Ads by Muslim Ad Network

Quranic Maxims – 4 Meanings of Excellence (Ihsan)

The Quran is guidance for believers and all of humanity. Its style is full of variation, with instructions and prohibitions appearing alongside stories, parables and more besides. The unique style of its verses not only made it captivating for its first listeners, and ensured that it would be cherished and memorized by millions, but it also presented a challenge for anyone who doubted its divine origin.

According to many scholars, the defining quality of the Quran is how so much meaning is conveyed in words of small number and great beauty. In this series, Sohaib Saeed, founder of Quranica and graduate of Al-Azhar University, explores some short phrases from the Quran which can be treated as guiding principles for life.

Although they have meanings which suit their context of relevance and place in their respective surahs (chapters), they also carry wisdom which transcends those contexts and invites reflection.

This series is intended to aid reflection on the Quran, and listeners are encouraged to memorize these short phrases or verses along with their meanings, and make them part of their daily lives and conversations. Each episode contains clips from the Quran vocalized by a variety of reciters.

This podcast is from Reading Islam’s archive and was originally published at an earlier date.

Ads by Muslim Ad Network

Shall the reward of good be anything but good? (Quran 55:60)

The word translated here as good (ihsan) can otherwise be translated as excellence and seeking perfection. Along with Islam and Imaan, Ihsan is one of the three core dimensions of the faith as elaborated in the famous hadith of Jibreel (angle Gabriel peace be upon him).

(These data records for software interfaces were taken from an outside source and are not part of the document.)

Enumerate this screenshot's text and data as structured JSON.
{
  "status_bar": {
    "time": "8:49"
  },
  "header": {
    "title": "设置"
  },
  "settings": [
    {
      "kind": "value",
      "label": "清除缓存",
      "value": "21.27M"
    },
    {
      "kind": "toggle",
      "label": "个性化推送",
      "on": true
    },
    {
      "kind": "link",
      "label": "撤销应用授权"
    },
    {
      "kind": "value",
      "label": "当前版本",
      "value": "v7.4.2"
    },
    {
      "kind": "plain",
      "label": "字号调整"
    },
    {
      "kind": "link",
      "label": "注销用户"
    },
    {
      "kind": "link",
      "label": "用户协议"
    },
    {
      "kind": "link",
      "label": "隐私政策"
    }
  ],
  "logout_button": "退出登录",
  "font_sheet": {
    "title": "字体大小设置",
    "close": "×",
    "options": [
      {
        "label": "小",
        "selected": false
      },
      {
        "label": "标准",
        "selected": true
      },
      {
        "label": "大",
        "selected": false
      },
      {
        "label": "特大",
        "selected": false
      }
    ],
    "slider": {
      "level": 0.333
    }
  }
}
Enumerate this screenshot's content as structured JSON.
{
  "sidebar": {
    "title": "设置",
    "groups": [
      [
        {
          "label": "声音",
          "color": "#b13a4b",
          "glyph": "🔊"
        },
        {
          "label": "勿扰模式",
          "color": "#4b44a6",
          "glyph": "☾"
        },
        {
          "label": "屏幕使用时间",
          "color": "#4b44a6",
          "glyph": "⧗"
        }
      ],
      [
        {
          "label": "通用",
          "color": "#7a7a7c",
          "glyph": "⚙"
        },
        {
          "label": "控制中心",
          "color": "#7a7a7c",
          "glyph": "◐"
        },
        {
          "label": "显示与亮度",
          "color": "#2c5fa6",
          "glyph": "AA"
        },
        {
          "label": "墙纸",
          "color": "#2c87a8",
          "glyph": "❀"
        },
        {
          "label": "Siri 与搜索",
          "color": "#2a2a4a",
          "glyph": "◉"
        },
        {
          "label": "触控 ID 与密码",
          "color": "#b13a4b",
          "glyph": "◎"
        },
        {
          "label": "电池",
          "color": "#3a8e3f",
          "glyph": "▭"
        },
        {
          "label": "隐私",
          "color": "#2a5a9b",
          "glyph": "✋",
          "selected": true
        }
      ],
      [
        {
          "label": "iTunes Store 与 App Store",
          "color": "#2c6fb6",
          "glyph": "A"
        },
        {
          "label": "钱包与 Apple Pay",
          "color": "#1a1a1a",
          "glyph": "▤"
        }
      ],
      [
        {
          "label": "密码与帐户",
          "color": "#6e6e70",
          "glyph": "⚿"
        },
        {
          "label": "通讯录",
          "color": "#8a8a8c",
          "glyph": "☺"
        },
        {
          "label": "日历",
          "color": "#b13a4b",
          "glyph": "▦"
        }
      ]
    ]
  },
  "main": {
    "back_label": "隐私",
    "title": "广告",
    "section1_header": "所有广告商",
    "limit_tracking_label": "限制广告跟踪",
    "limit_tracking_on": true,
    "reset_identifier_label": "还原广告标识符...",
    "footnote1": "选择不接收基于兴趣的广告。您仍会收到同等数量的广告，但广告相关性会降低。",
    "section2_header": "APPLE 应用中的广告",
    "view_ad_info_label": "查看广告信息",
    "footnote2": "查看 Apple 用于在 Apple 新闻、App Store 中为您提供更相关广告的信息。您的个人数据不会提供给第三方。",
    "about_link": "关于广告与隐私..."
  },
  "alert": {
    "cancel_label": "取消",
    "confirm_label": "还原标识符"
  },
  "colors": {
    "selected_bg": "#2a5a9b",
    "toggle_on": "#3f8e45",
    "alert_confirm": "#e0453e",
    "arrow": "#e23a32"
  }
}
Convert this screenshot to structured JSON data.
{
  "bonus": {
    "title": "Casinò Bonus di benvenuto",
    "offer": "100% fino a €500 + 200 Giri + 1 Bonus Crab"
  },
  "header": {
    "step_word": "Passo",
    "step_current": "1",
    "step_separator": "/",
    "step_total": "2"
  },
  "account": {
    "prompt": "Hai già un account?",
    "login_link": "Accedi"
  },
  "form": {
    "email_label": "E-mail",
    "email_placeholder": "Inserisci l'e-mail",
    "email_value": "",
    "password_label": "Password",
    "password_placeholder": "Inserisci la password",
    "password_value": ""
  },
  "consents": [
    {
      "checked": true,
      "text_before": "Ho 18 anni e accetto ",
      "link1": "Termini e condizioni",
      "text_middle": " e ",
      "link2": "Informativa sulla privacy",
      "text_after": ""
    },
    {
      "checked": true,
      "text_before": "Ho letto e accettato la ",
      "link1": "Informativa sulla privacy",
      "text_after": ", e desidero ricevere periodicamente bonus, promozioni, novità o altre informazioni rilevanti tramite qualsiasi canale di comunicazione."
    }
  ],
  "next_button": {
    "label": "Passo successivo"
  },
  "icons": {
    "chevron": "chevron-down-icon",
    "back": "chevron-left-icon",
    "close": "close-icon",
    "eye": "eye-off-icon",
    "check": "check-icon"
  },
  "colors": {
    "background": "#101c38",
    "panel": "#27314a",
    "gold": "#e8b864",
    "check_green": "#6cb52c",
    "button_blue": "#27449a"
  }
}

When the angel Gabriel came to meet with the Prophet Muhammad (peace be upon him) and ask him a series of questions in order to teach those around him the essentials of the faith. He asked him: “what is Islam?”

And the Prophet replied him with those things we now know as the five pillars of Islam.

He asked him “what is Imaan (faith?)”

And the answer came with the essential articles of faith: To believe in God, His Angels, His books, His messengers, , and the Last Day, and the predestination both good and bad of it.

The third question: “what is ihsan (excellence)?”

And the answer came from the prophet in a way that is both marvelous and enigmatic. He said is to worship Allah as though you see Him for though you see Him not, yet surely He sees you.

So this is the first meaning of ihsan that we have be aware of: it is to perfect our faith to believe in God and worship Him alone- to make worship only and solely for Him as elaborated in chapter Al-Ikhlas 112.

The second meaning is to do better and to improve ourselves. And this is something which many people understand is a virtue when it comes to the body to develop and train the body, and to train and develop the mind by learning new things; but also Islam sees the essential nature of developing and training the soul, the spirit and cleaning the heart.

The third meaning is to seek after perfection, perfectionizm in all things. Prophet Muhammad (peace be upon him) said: “Indeed God has prescribed perfection in every action” So this means that whatever that we do, we do it in the best way, the most perfect way, the most correct way, the most sincere way, and the most kind way to others.

And this leads us on to the fourth meaning of Ihsan. Ihsan is something which extends to others, doing good spreading benefit. Indeed in common language nowadays, people refer to philanthropy and those who are generous and supporting the causes of the needy as muhsineen; they are people who spread good and benefit and perfect the society around them.

Following from this, we can mention one more meaning and sense of the word Ihsan and this word we can take a verse from the chapter Yusuf (Josef peace be upon him) (12:36).

The people who entered the prison with him wanted to ask him about some dreams they had in order to interpret those dreams for them and after the request they said to him: “indeed we see you as one of the muhsineen”. What does this mean is that whether they were observing the perfection of his character, or whether it was a perfection and excellence in his knowledge in the way that means he is seen as one of the muhsineen.

Here we will ask ourselves a serious question, indeed a painful one: When people look at the Muslim societies today, would they say to us “indeed we see you as muhsineen? When they look towards the Muslim communities living as minorities in other societies, would they see this minority as contributing to the society so that they would say that we are the muhsineen?

All of this follows from seeing God in everything we do and knowing that He sees you. And there is no reward for ihsan except ihsan. Doing good in this life will lead to good in this life even before the hereafter.

Shall the reward of good be anything but good? (Quran 55:60)